§ **What is expected**:
From the records that follow, copy every line in which "proses" appears.

§ **Records shown**:

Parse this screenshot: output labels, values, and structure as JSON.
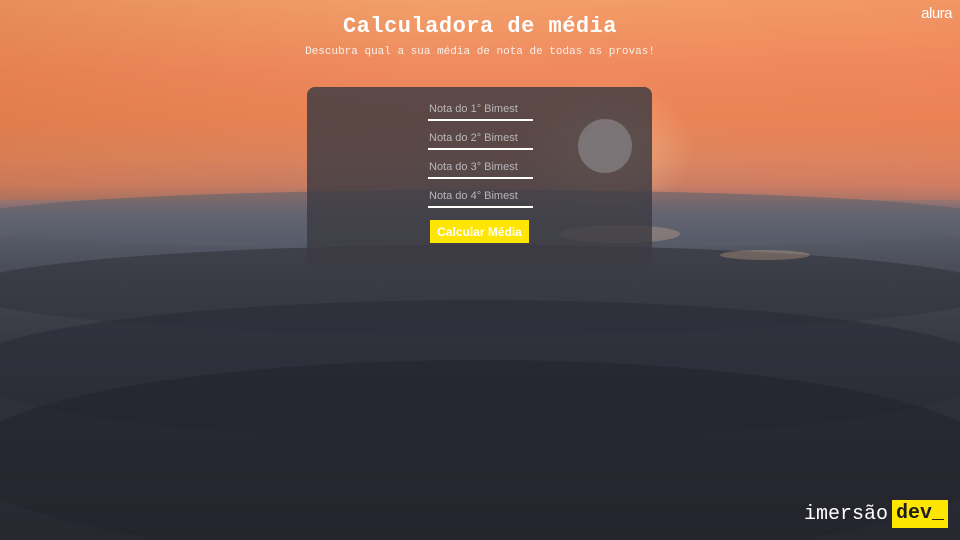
{
  "header": {
    "title": "Calculadora de média",
    "subtitle": "Descubra qual a sua média de nota de todas as provas!"
  },
  "brand": {
    "top_right_logo": "alura"
  },
  "form": {
    "fields": [
      {
        "placeholder": "Nota do 1° Bimest",
        "value": ""
      },
      {
        "placeholder": "Nota do 2° Bimest",
        "value": ""
      },
      {
        "placeholder": "Nota do 3° Bimest",
        "value": ""
      },
      {
        "placeholder": "Nota do 4° Bimest",
        "value": ""
      }
    ],
    "submit_label": "Calcular Média"
  },
  "footer": {
    "logo_word": "imersão",
    "logo_badge": "dev_"
  },
  "colors": {
    "accent": "#ffe600",
    "card": "#3c3a42",
    "text": "#ffffff"
  }
}
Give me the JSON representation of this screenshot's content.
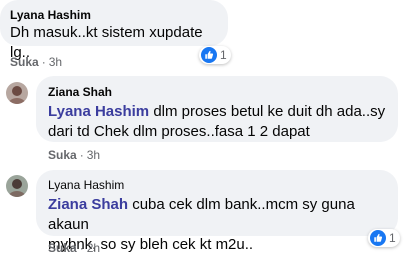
{
  "comments": [
    {
      "author": "Lyana Hashim",
      "text": "Dh masuk..kt sistem xupdate lg..",
      "like_label": "Suka",
      "separator": "·",
      "time": "3h",
      "reaction_count": "1"
    },
    {
      "author": "Ziana Shah",
      "mention": "Lyana Hashim",
      "text_line1": " dlm proses betul ke duit dh ada..sy",
      "text_line2": "dari td Chek dlm proses..fasa 1 2 dapat",
      "like_label": "Suka",
      "separator": "·",
      "time": "3h"
    },
    {
      "author": "Lyana Hashim",
      "mention": "Ziana Shah",
      "text_line1": " cuba cek dlm bank..mcm sy guna akaun",
      "text_line2": "mybnk, so sy bleh cek kt m2u..",
      "like_label": "Suka",
      "separator": "·",
      "time": "2h",
      "reaction_count": "1"
    }
  ],
  "colors": {
    "bubble": "#f0f2f5",
    "mention": "#3b3d9e",
    "meta": "#65676b",
    "like_blue": "#1877f2"
  },
  "icons": {
    "reaction": "thumbs-up-icon"
  }
}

§ **Reply**:
      "text_line1": " dlm proses betul ke duit dh ada..sy",
      "text_line2": "dari td Chek dlm proses..fasa 1 2 dapat",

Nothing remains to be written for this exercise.